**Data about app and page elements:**
##############################
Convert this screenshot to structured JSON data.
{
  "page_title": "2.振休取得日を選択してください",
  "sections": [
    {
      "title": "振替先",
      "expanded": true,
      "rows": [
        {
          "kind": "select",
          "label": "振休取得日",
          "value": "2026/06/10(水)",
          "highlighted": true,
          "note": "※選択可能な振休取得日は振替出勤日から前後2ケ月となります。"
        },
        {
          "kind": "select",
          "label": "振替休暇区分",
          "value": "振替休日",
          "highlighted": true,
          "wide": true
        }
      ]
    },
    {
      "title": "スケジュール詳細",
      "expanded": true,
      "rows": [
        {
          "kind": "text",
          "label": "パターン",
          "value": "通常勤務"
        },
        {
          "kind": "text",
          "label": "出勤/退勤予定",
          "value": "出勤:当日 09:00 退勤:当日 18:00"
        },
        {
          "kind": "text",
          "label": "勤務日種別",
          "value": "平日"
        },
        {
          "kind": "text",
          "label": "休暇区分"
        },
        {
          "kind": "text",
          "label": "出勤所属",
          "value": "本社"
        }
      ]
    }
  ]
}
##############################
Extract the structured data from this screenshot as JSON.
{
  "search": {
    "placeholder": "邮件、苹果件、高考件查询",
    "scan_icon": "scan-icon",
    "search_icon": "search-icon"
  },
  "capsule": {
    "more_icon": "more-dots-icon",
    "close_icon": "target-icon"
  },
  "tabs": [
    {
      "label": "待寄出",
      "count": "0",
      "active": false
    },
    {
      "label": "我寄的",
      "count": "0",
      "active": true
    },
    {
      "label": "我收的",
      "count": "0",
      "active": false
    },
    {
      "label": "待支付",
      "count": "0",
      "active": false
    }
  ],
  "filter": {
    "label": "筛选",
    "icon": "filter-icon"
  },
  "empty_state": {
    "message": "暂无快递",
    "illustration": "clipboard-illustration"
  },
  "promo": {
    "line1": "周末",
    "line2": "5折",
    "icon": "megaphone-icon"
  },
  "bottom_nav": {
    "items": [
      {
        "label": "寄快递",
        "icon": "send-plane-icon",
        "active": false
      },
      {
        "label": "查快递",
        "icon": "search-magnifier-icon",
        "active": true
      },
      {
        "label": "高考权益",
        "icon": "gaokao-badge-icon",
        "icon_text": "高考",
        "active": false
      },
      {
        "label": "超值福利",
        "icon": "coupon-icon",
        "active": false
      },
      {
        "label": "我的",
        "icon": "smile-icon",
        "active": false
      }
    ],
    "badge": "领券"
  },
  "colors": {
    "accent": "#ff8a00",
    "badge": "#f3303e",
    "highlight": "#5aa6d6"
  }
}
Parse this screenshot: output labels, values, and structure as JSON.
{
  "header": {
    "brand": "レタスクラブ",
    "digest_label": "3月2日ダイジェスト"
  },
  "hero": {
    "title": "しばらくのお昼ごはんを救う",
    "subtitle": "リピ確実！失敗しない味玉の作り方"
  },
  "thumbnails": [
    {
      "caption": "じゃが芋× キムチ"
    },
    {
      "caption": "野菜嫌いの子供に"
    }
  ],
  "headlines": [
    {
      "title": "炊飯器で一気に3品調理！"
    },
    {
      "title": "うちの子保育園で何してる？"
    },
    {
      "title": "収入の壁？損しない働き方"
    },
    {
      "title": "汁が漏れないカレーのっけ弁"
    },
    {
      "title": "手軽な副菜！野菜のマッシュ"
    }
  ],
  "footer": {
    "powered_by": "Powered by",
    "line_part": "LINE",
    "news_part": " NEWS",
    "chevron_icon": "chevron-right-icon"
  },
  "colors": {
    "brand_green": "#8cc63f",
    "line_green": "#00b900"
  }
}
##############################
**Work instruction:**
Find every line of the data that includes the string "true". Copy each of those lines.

**Result below:**
      "expanded": true,
          "highlighted": true,
          "highlighted": true,
          "wide": true
      "expanded": true,
      "active": true
        "active": true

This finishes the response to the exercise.